The cimbasso looks like an oddly shaped trombone. It sits in the same range as the tuba but its cylindrical bore and forward-facing bell tend to sound more like a trombone.
Unlike the trombone, the cimbasso uses rotary valves to access notes. As a result, the cimbasso is generally considered to be more agile than a tuba or bass trombone.
Here’s an example of the sound of the cimbasso.
What are the 4 major brass instruments?
The most used brass instruments are the trumpet, trombone, French horn, and tuba. These instruments have existed in some form or another for hundreds of years and were used as far back as baroque times. They’re also common in other genres of music, like jazz and folk.
How many types of brass instruments are there?
Brass instruments can be divided into four categories: trumpets, horns, trombones, and tubas. These are determined by the shape of the instrument and the older instruments that preceded them. Most brass instruments will fit into these categories.
What is the oldest brass instrument?
There are several theories of what the oldest brass instrument is. Early trumpets date back to 1500 BC and prior to that, horns and shells were used in a similar manner. The first time an instrument resembled a modern brass instrument was the buisine in the 11th century; it was a natural trumpet used for fanfare. During the early 19th century, valves were invented for brass instruments, leading to our modern brass section.
After giving this guide a read you should have a general overview of the different types of brass instruments.
Brass instruments all work by the same general principles: you buzz into the mouthpiece and the pipe resonates and produces sound. Using valves or a slide, you can alter the notes.
Some instruments, like the trumpet, cornet, and flugelhorn, all look very similar. But there are differences in construction and, therefore, timbre between these instruments.

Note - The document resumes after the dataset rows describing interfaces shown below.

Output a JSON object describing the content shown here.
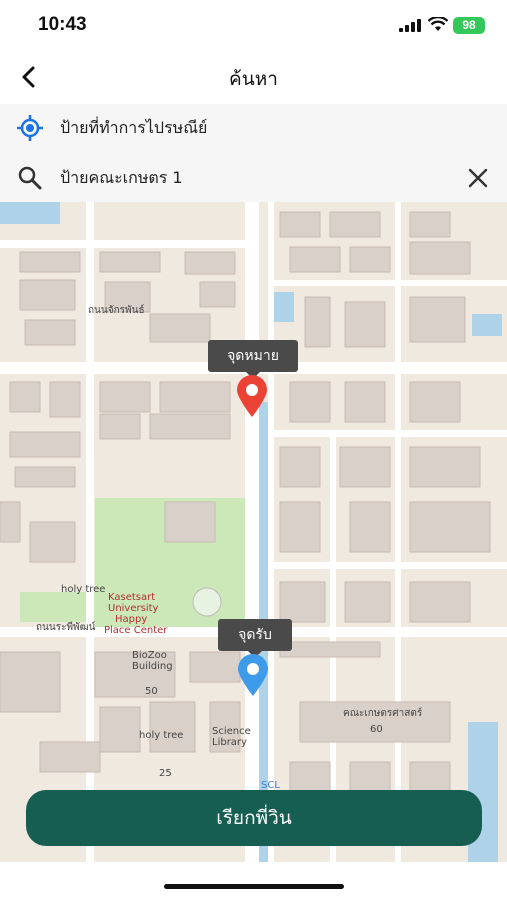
{
  "status_bar": {
    "time": "10:43",
    "battery": "98"
  },
  "nav": {
    "title": "ค้นหา"
  },
  "search": {
    "pickup": "ป้ายที่ทำการไปรษณีย์",
    "destination": "ป้ายคณะเกษตร 1"
  },
  "map": {
    "labels": {
      "holy_tree_1": "holy tree",
      "holy_tree_2": "holy tree",
      "kasetsart_1": "Kasetsart",
      "kasetsart_2": "University",
      "kasetsart_3": "Happy",
      "kasetsart_4": "Place Center",
      "biozoo_1": "BioZoo",
      "biozoo_2": "Building",
      "science_library_1": "Science",
      "science_library_2": "Library",
      "road_1": "ถนนจักรพันธ์",
      "road_2": "ถนนระพีพัฒน์",
      "building_50": "50",
      "building_25": "25",
      "building_60": "60",
      "faculty_sci": "คณะเกษตรศาสตร์",
      "scl": "SCL"
    },
    "destination_tooltip": "จุดหมาย",
    "pickup_tooltip": "จุดรับ",
    "colors": {
      "destination_pin": "#ea4335",
      "pickup_pin": "#3d9be9"
    }
  },
  "action": {
    "call_label": "เรียกพี่วิน",
    "color": "#155e51"
  }
}
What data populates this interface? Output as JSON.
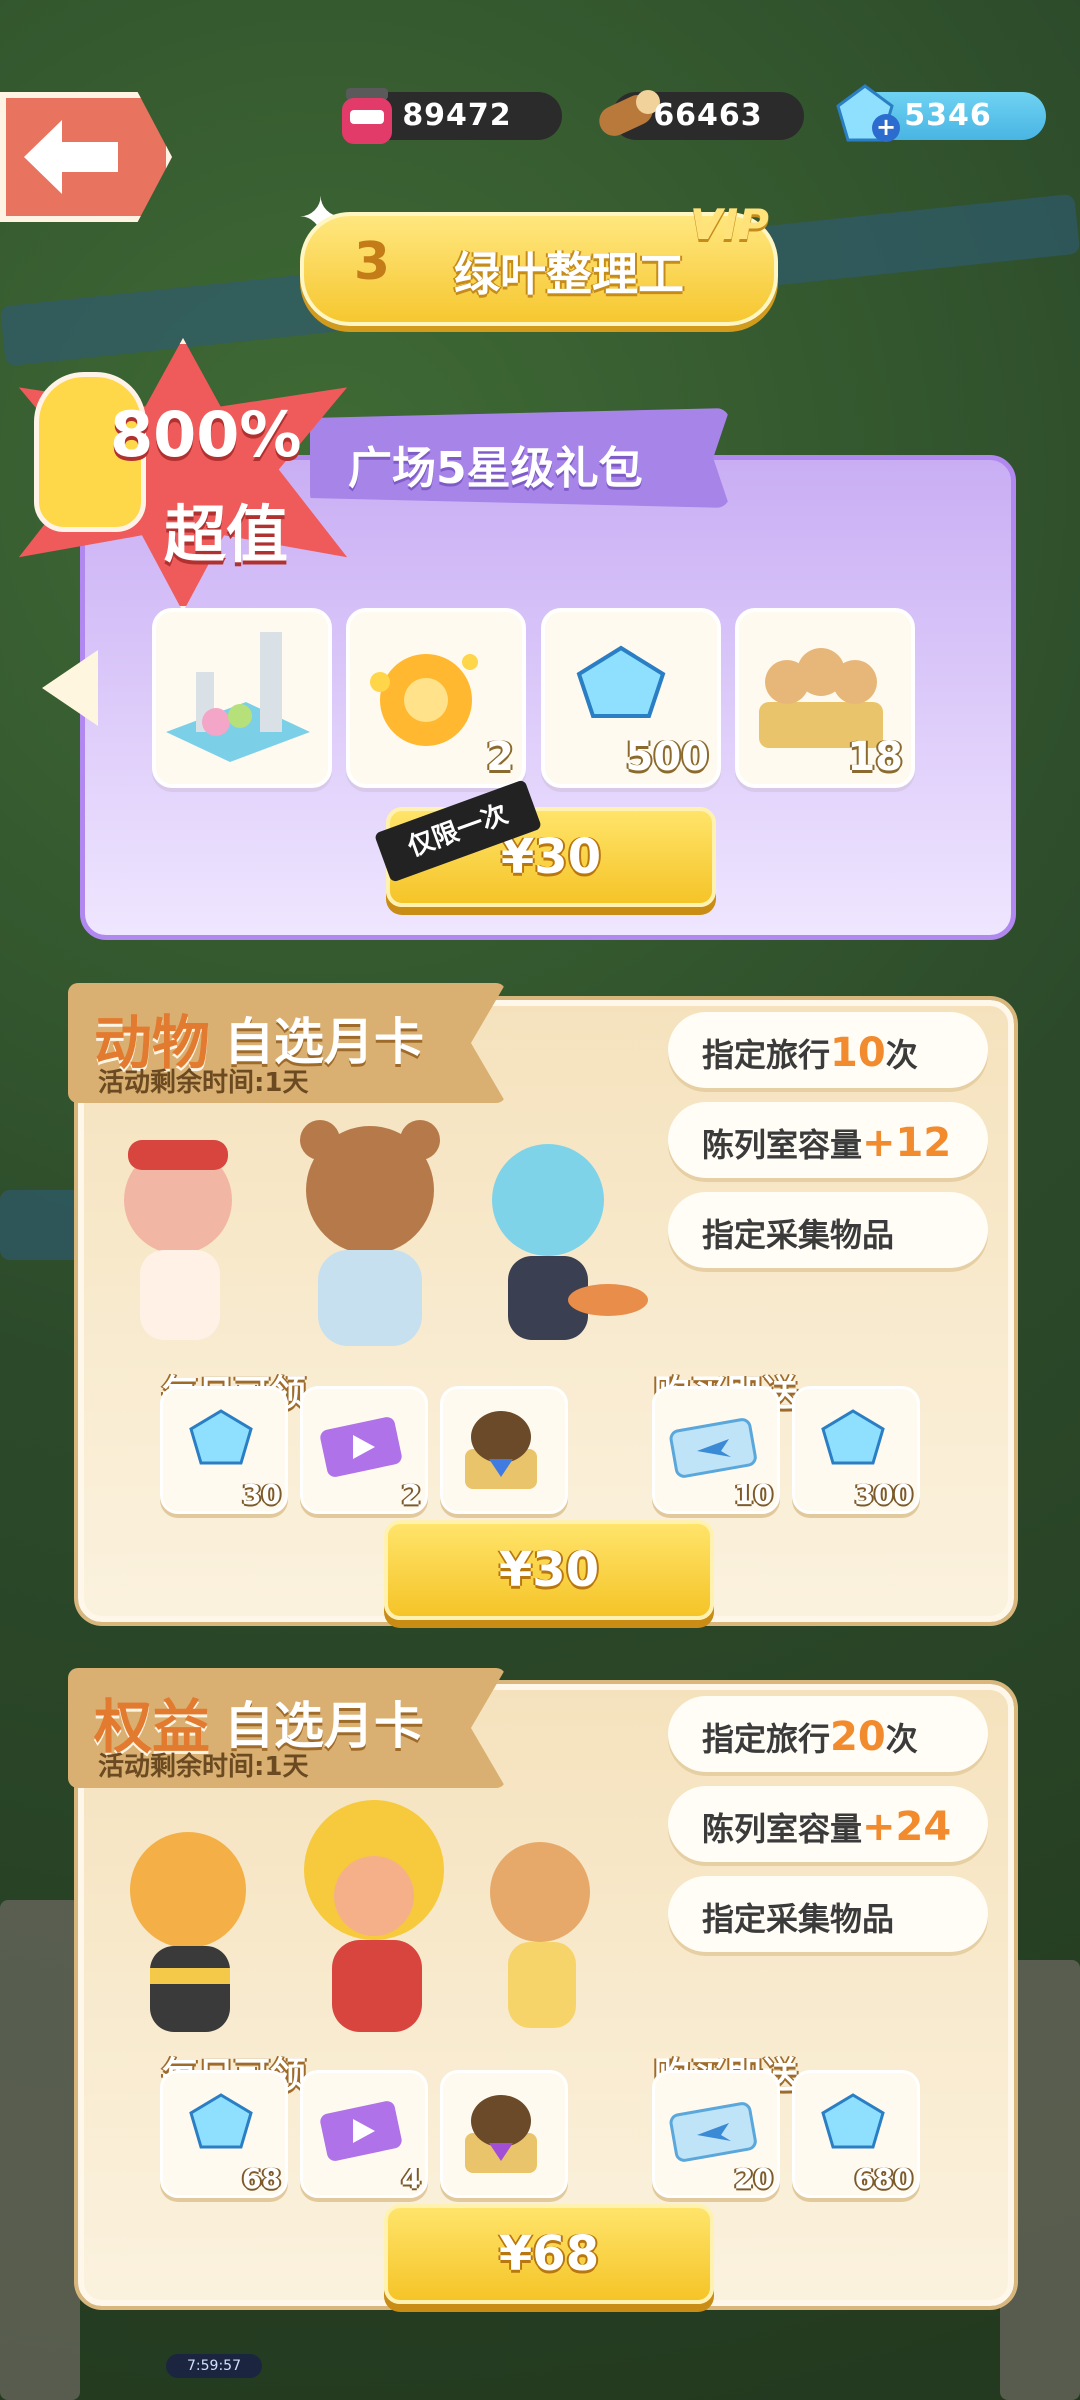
{
  "resources": {
    "jam": {
      "value": "89472",
      "icon": "jam-jar-icon"
    },
    "wood": {
      "value": "66463",
      "icon": "wood-log-icon"
    },
    "gems": {
      "value": "5346",
      "icon": "blue-gem-icon"
    }
  },
  "rank": {
    "level": "3",
    "title": "绿叶整理工",
    "vip_label": "VIP"
  },
  "gift_pack": {
    "badge_percent": "800%",
    "badge_text": "超值",
    "title": "广场5星级礼包",
    "items": [
      {
        "icon": "garden-decoration-icon",
        "count": ""
      },
      {
        "icon": "golden-orb-icon",
        "count": "2"
      },
      {
        "icon": "blue-gem-icon",
        "count": "500"
      },
      {
        "icon": "bread-basket-icon",
        "count": "18"
      }
    ],
    "limit_tag": "仅限一次",
    "price": "¥30"
  },
  "cards": [
    {
      "type": "动物",
      "name": "自选月卡",
      "timer": "活动剩余时间:1天",
      "perks": [
        {
          "label": "指定旅行",
          "value": "10",
          "suffix": "次"
        },
        {
          "label": "陈列室容量",
          "value": "+12",
          "suffix": ""
        },
        {
          "label": "指定采集物品",
          "value": "",
          "suffix": ""
        }
      ],
      "daily_label": "每日可领",
      "gift_label": "购买即送",
      "daily_items": [
        {
          "icon": "blue-gem-icon",
          "count": "30"
        },
        {
          "icon": "video-ticket-icon",
          "count": "2"
        },
        {
          "icon": "gift-basket-icon",
          "count": ""
        }
      ],
      "gift_items": [
        {
          "icon": "travel-ticket-icon",
          "count": "10"
        },
        {
          "icon": "blue-gem-icon",
          "count": "300"
        }
      ],
      "price": "¥30"
    },
    {
      "type": "权益",
      "name": "自选月卡",
      "timer": "活动剩余时间:1天",
      "perks": [
        {
          "label": "指定旅行",
          "value": "20",
          "suffix": "次"
        },
        {
          "label": "陈列室容量",
          "value": "+24",
          "suffix": ""
        },
        {
          "label": "指定采集物品",
          "value": "",
          "suffix": ""
        }
      ],
      "daily_label": "每日可领",
      "gift_label": "购买即送",
      "daily_items": [
        {
          "icon": "blue-gem-icon",
          "count": "68"
        },
        {
          "icon": "video-ticket-icon",
          "count": "4"
        },
        {
          "icon": "gift-basket-icon",
          "count": ""
        }
      ],
      "gift_items": [
        {
          "icon": "travel-ticket-icon",
          "count": "20"
        },
        {
          "icon": "blue-gem-icon",
          "count": "680"
        }
      ],
      "price": "¥68"
    }
  ],
  "footer_timer": "7:59:57"
}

Brass instruments are most commonly seen in orchestras or brass bands. But instruments like the trumpet and trombone can be seen in jazz ensembles as well as pop music.